Tjøtta is located in Nordland
Tjøtta
Tjøtta
Location in Nordland
Geography
Location Nordland, Norway
Coordinates 65°50′19″N 12°27′15″E / 65.8386°N 12.4542°E / 65.8386; 12.4542Coordinates: 65°50′19″N 12°27′15″E / 65.8386°N 12.4542°E / 65.8386; 12.4542
Area 11.3 km2 (4.4 sq mi)
Length 7 km (4.3 mi)
Width 4 km (2.5 mi)
Highest elevation 77 m (253 ft)
Highest point Kalvberghaugen
Administration
County Nordland
Municipality Alstahaug

Tjøtta is an island in the municipality of Alstahaug in Nordland county, Norway. The 11.3-square-kilometre (4.4 sq mi) island lies at the entrance to the Vefsnfjorden, just south of the island of Alsta. The U-shaped island is relatively flat, and the highest point is the 77-metre (253 ft) tall Kalvberghaugen, just east of the village of Tjøtta. The island has two main villages on it: Tjøtta and Svinnes.
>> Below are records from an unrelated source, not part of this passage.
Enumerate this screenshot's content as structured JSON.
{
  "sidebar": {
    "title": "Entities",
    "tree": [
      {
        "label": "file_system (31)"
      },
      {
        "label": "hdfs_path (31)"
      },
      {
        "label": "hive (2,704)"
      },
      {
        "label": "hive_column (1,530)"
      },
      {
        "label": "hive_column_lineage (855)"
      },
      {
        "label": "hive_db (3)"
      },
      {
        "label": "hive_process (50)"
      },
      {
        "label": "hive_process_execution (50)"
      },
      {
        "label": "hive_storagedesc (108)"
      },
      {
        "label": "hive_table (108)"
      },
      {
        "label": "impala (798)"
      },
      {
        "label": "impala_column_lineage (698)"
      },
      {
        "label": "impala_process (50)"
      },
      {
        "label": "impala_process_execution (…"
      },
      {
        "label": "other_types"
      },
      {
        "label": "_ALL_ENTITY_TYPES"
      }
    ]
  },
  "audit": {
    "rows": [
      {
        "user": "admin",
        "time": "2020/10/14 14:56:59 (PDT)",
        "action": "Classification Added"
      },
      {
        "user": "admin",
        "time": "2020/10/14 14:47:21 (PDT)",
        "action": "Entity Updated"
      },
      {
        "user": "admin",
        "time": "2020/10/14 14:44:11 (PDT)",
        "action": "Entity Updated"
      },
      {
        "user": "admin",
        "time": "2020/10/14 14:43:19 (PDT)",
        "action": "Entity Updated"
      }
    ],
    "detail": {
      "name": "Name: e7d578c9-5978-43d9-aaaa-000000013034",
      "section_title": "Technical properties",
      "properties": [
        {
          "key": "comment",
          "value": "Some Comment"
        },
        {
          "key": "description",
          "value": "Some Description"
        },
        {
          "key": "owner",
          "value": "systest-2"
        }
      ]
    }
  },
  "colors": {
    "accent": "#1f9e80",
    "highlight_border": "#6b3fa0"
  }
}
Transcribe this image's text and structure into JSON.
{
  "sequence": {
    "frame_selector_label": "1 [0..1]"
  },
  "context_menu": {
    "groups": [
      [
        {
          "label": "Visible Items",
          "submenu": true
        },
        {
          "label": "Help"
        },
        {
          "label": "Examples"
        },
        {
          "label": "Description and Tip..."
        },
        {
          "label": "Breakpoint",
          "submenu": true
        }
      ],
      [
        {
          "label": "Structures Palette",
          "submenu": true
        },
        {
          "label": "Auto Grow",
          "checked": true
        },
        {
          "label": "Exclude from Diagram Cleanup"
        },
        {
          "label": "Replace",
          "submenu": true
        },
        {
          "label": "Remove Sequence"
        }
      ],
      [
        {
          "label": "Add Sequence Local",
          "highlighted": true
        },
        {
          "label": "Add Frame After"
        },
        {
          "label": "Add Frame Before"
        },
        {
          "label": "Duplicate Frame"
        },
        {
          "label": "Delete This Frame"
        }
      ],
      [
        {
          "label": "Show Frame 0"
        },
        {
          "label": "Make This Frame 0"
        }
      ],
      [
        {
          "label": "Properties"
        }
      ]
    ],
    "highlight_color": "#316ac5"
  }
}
The Norwegian County Road 17 crosses the island and it connects it to Alsta by two causeways.[1]

History[edit]

Tjøtta has one of the largest and oldest Iron Age farms in Northern Norway, and hardly any places in the region have this many historical relics preserved in one limited area. The chief Hårek av Tjøtta was from here. He was known in the stories of Snorre Sturlason as the governor of Hålogaland.[1]

Gullhaugen[edit]

Gullhaugen is located on Tjøtta. The name comes from the Old Norse word haugr meaning hill or mound. Gullhaugen is the site of a large burial mound consisting of over 30 mounds, 5 large round mounds, several elongated mounds, 2 large burial cairns, several stone rings, and a large number of smaller round mounds. The largest mound is about 25 metres (82 ft) across and about 2 to 3 metres (6 ft 7 in to 9 ft 10 in) high. All the mounds in this part of the cemetery has been dated back to the Iron Age.[2]

War Cemetries[edit]

There are two war cemeteries: Tjøtta Russian War Cemetery from 1953 and Tjøtta International War Cemetery from 1970 with the remains of the victims of Rigel sunk in 1944.

See also[edit]

References[edit]

  1. ^ a b Store norske leksikon. "Tjøtta. – øy" (in Norwegian). Retrieved 2012-01-09. 
  2. ^ The Megalithic Portal. "Gullhaugen".